Task to carry out =
This exercise calls for printing every record exactly once more.

(Beginning of Extracted data)

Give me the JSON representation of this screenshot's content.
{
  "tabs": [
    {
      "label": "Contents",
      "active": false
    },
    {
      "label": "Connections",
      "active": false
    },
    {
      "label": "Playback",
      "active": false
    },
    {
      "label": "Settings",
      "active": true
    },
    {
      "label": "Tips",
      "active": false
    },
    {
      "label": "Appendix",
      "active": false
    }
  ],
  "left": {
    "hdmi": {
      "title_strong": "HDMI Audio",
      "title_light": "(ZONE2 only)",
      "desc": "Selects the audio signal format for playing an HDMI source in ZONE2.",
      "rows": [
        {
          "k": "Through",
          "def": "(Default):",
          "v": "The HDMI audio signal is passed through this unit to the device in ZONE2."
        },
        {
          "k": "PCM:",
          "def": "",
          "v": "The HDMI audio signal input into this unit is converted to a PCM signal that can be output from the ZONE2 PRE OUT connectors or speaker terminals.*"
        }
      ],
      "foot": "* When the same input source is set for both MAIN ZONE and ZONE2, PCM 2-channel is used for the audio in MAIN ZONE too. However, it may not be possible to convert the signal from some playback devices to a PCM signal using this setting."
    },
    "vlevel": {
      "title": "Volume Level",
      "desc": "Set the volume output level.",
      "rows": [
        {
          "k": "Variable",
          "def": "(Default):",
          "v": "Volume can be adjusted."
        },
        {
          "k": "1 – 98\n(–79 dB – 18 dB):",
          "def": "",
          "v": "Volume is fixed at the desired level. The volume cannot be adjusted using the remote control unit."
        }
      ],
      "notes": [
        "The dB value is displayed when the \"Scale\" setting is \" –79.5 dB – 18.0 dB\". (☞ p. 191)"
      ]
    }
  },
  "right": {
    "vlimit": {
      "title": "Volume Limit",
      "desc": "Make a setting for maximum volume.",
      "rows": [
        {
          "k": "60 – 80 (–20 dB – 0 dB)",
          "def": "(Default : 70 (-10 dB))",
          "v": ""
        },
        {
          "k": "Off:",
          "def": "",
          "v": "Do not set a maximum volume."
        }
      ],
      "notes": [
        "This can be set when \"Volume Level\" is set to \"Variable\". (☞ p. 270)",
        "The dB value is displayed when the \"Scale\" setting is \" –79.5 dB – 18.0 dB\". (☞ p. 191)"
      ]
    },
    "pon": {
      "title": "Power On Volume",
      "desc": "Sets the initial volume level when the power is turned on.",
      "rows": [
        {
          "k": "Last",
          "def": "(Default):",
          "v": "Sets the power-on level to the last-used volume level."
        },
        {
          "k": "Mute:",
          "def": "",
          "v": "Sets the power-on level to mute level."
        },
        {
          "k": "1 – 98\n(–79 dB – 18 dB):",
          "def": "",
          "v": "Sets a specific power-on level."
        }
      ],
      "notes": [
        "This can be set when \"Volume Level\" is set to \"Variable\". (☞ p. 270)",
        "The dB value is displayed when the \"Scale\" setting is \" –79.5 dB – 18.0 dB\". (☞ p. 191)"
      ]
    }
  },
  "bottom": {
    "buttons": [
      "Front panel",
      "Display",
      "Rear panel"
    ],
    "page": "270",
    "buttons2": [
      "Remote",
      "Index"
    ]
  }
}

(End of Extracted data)

Task answer =
Give me the JSON representation of this screenshot's content.
{
  "tabs": [
    {
      "label": "Contents",
      "active": false
    },
    {
      "label": "Connections",
      "active": false
    },
    {
      "label": "Playback",
      "active": false
    },
    {
      "label": "Settings",
      "active": true
    },
    {
      "label": "Tips",
      "active": false
    },
    {
      "label": "Appendix",
      "active": false
    }
  ],
  "left": {
    "hdmi": {
      "title_strong": "HDMI Audio",
      "title_light": "(ZONE2 only)",
      "desc": "Selects the audio signal format for playing an HDMI source in ZONE2.",
      "rows": [
        {
          "k": "Through",
          "def": "(Default):",
          "v": "The HDMI audio signal is passed through this unit to the device in ZONE2."
        },
        {
          "k": "PCM:",
          "def": "",
          "v": "The HDMI audio signal input into this unit is converted to a PCM signal that can be output from the ZONE2 PRE OUT connectors or speaker terminals.*"
        }
      ],
      "foot": "* When the same input source is set for both MAIN ZONE and ZONE2, PCM 2-channel is used for the audio in MAIN ZONE too. However, it may not be possible to convert the signal from some playback devices to a PCM signal using this setting."
    },
    "vlevel": {
      "title": "Volume Level",
      "desc": "Set the volume output level.",
      "rows": [
        {
          "k": "Variable",
          "def": "(Default):",
          "v": "Volume can be adjusted."
        },
        {
          "k": "1 – 98\n(–79 dB – 18 dB):",
          "def": "",
          "v": "Volume is fixed at the desired level. The volume cannot be adjusted using the remote control unit."
        }
      ],
      "notes": [
        "The dB value is displayed when the \"Scale\" setting is \" –79.5 dB – 18.0 dB\". (☞ p. 191)"
      ]
    }
  },
  "right": {
    "vlimit": {
      "title": "Volume Limit",
      "desc": "Make a setting for maximum volume.",
      "rows": [
        {
          "k": "60 – 80 (–20 dB – 0 dB)",
          "def": "(Default : 70 (-10 dB))",
          "v": ""
        },
        {
          "k": "Off:",
          "def": "",
          "v": "Do not set a maximum volume."
        }
      ],
      "notes": [
        "This can be set when \"Volume Level\" is set to \"Variable\". (☞ p. 270)",
        "The dB value is displayed when the \"Scale\" setting is \" –79.5 dB – 18.0 dB\". (☞ p. 191)"
      ]
    },
    "pon": {
      "title": "Power On Volume",
      "desc": "Sets the initial volume level when the power is turned on.",
      "rows": [
        {
          "k": "Last",
          "def": "(Default):",
          "v": "Sets the power-on level to the last-used volume level."
        },
        {
          "k": "Mute:",
          "def": "",
          "v": "Sets the power-on level to mute level."
        },
        {
          "k": "1 – 98\n(–79 dB – 18 dB):",
          "def": "",
          "v": "Sets a specific power-on level."
        }
      ],
      "notes": [
        "This can be set when \"Volume Level\" is set to \"Variable\". (☞ p. 270)",
        "The dB value is displayed when the \"Scale\" setting is \" –79.5 dB – 18.0 dB\". (☞ p. 191)"
      ]
    }
  },
  "bottom": {
    "buttons": [
      "Front panel",
      "Display",
      "Rear panel"
    ],
    "page": "270",
    "buttons2": [
      "Remote",
      "Index"
    ]
  }
}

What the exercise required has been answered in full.